Another suspicious circumstance which was highlighted at great length by the learned counsel for the appellant is that the Respondent Nos. 8-13 had failed to disclose the will for a period of 4 years in any of the earlier proceedings before the revenue authorities and the forest authorities. That the will was got registered after a lapse of 4 years and did not see the light of the day till the initiation of proceedings in the present suit. We do not find any substance in this submission as well. Respondent No. 13 in his testimony has stated that the contents of the will were disclosed in the year 1976 at the time of final obeisance ceremony of the testator. There is not much of cross- examination of this witness on this point. None of the appellants have stepped in the witness box. Sukirthi Hegde (PW-1), husband of Appellant No. 3 i.e. grand-daughter of the testator, denies knowledge about the disclosure of the contents of the will at the time of final obeisance ceremony of the testator.

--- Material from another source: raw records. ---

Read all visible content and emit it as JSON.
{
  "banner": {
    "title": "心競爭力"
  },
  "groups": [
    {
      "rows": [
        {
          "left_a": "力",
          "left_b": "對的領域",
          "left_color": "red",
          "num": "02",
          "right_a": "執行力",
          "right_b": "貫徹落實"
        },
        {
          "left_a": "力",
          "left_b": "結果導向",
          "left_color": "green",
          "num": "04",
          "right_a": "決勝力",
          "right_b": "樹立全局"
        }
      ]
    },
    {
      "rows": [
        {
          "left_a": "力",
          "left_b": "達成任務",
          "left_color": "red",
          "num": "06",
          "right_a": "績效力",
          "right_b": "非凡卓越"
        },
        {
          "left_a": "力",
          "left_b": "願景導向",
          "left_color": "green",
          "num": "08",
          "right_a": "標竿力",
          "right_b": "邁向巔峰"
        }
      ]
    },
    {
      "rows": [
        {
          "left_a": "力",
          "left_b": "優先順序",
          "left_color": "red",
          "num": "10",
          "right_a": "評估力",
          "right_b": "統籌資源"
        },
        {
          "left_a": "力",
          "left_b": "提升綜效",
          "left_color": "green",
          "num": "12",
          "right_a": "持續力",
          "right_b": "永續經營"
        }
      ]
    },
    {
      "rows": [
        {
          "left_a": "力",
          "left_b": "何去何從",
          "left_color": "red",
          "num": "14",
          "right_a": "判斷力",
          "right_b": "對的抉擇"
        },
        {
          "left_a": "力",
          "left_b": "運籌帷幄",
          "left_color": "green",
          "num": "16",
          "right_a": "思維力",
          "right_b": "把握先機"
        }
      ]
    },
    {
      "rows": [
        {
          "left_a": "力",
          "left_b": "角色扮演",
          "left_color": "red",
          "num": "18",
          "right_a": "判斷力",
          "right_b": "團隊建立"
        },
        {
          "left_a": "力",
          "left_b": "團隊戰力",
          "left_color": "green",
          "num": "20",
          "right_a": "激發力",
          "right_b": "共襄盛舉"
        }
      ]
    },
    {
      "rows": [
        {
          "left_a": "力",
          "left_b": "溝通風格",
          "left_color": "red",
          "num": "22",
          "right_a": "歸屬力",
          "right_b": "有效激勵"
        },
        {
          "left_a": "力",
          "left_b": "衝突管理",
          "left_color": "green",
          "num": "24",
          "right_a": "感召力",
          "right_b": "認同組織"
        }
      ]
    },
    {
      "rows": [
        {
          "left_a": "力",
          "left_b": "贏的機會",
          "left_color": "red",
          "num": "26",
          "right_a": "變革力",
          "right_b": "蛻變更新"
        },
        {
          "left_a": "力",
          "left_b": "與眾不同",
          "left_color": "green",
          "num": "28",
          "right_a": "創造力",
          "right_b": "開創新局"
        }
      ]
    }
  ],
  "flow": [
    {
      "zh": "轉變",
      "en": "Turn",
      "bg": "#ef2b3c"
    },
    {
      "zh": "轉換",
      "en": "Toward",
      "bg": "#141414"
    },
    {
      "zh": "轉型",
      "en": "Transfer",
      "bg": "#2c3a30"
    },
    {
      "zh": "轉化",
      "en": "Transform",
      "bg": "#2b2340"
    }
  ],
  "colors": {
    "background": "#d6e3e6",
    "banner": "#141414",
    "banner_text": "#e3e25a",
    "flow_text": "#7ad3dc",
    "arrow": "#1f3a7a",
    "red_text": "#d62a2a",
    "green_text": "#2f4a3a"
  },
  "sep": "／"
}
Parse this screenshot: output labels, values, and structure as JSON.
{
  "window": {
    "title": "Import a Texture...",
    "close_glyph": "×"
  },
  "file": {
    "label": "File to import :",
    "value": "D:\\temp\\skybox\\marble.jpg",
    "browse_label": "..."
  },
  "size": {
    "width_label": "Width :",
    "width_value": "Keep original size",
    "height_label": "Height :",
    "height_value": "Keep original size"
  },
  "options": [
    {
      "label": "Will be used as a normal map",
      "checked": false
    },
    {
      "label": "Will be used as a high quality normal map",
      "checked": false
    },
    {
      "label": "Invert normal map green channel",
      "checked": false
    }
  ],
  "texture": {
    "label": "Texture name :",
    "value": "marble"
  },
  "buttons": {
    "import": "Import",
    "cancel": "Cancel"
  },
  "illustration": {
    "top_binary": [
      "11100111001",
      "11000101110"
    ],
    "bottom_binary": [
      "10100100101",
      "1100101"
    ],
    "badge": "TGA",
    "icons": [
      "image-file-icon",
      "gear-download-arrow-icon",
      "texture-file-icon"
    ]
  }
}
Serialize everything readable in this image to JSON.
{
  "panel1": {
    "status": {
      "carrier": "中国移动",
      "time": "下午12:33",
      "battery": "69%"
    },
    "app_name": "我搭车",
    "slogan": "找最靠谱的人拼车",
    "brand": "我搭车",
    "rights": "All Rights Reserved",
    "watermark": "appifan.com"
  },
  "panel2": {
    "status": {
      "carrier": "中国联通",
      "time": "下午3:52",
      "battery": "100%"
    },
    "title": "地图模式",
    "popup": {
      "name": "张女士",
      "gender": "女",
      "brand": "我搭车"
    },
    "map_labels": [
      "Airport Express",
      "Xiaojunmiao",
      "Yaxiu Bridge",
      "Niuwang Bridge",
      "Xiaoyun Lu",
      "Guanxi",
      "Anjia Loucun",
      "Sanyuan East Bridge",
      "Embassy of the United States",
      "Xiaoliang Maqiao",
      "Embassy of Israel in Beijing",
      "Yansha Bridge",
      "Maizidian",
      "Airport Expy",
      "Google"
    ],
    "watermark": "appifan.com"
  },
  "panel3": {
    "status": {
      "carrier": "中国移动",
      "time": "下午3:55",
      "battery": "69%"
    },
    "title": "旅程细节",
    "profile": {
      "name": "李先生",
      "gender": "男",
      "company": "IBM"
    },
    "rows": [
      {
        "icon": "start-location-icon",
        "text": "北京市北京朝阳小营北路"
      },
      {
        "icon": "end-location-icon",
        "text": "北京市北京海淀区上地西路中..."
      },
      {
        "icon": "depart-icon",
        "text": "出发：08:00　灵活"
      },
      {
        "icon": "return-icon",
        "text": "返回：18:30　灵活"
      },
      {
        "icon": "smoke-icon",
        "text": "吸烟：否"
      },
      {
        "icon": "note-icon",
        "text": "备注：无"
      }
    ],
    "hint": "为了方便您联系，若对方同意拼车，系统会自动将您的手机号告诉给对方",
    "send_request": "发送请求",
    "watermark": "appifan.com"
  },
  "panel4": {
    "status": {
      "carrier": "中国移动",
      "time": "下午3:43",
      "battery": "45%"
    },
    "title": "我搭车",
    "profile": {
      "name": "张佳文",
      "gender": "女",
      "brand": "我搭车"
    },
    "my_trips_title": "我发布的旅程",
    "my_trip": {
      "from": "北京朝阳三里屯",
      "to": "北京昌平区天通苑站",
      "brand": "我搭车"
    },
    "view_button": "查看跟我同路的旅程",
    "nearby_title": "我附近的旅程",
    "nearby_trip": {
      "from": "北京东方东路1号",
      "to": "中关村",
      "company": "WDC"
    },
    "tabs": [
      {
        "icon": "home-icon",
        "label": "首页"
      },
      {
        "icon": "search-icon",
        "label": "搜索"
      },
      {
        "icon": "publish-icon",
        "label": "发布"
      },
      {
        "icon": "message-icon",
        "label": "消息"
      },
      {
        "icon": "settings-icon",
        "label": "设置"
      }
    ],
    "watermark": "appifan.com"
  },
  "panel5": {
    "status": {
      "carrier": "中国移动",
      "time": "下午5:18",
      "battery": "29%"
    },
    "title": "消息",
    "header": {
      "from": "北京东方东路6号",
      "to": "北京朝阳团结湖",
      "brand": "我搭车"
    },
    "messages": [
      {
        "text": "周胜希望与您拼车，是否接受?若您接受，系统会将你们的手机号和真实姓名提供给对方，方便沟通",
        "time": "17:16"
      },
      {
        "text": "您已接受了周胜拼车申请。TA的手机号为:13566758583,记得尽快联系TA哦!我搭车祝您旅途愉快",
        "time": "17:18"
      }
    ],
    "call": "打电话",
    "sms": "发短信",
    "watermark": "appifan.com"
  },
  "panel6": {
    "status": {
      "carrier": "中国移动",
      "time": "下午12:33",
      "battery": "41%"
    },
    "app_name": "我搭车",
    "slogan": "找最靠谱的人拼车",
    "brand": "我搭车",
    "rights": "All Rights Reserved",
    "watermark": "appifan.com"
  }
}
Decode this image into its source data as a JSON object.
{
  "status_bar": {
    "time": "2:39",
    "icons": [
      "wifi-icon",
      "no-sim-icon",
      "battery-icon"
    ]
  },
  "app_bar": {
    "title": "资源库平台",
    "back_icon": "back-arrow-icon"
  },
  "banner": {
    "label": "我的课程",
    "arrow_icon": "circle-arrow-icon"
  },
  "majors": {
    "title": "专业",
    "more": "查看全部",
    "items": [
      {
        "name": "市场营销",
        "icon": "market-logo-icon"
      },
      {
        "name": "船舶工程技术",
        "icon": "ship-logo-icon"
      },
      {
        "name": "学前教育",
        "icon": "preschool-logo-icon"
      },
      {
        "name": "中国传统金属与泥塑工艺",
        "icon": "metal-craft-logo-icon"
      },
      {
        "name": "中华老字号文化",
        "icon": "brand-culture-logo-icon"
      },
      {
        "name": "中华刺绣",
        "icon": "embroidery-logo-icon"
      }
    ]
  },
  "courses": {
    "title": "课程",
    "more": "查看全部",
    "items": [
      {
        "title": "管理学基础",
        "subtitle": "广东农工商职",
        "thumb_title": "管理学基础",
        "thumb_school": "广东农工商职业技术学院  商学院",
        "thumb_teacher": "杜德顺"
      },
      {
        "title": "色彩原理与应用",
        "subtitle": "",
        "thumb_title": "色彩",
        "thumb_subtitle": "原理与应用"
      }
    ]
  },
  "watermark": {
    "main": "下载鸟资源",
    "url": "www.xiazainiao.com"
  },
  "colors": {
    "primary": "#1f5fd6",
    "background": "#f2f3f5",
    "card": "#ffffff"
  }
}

He has not even stated in his testimony as to whether he was married to Appellant No. 3 at the time of the death of the testator or that he was present at the time of final obeisance ceremony of the testator. There is nothing on the record which could persuade us to disbelieve the testimony of Raviraja Kadamba (DW-1). The case of the respondents is that the will was disclosed in the year 1978 as well during the proceedings pending before the forest authorities. Respondent No. 13 had moved an application before the forest authorities for permission to cut the trees standing on the land which had come to his share under the will. It was contested by the appellants. A settlement was arrived at and the three daughters viz. Padmaraja Kadamba, Sridevi and Muttu @ Dejamma (out of whom two are the appellants and 3rd died and is now represented through her daughter) in a joint statement filed before the authorities, categorically stated that "we do not have any right over the said land". It was also stated that after the death of their father, they did not have any objection for the grant of general certificate authorizing Respondent No. 13 to cut the trees in Survey No. 189. In view of this statement, it does not lie in the mouth of the appellants to contend that they had any right over the property. From this it can be safely presumed that the statement that they did not have any right in the land was made by them only after knowing the contents of the will. Both the attesting witnesses have stated that the daughters were present at the time of the execution of the will. This assertion of the two attesting witnesses has not been controverted by either of the daughters by appearing in the witness box. From their presence in the house at the time of the execution of the will, it can reasonably be inferred that they had knowledge about the execution of the will. Under these circumstances, it cannot be held that the execution of the will had not been brought to the notice of the appellants.

At the time of registration of the will on 11.9.1980, the scribe and the two attesting witnesses had been produced before the Registrar. Their statements were recorded and only after satisfying himself, the Registrar registered the will. The statements of the scribe and the two attesting witnesses before the Registrar are in harmony with the statements made by them in the court. Another circumstances which was stressed during the course of the arguments by the counsel for the appellants was that although it was not necessary to get the will registered, but still the respondents got it registered after a period of 4 years only to lend authenticity to the will. According to Respondent No. 13, the will was got registered on the advice of a lawyer to enable them to produce it before various authorities. Since we have come to the conclusion that the daughters were present at the time of execution of the will by the testator and the execution of the same was disclosed at the time of final obeisance ceremony of the testator and that the will had also been brought to the notice of the appellants in the year 1978 during the proceedings before the forest authorities, the registration of the will in the year 1980 by itself does not cast a doubt regarding the execution of the will in the year 1976.

For the reasons stated above, we do not find any merit in this appeal and the same is dismissed with no order as to costs.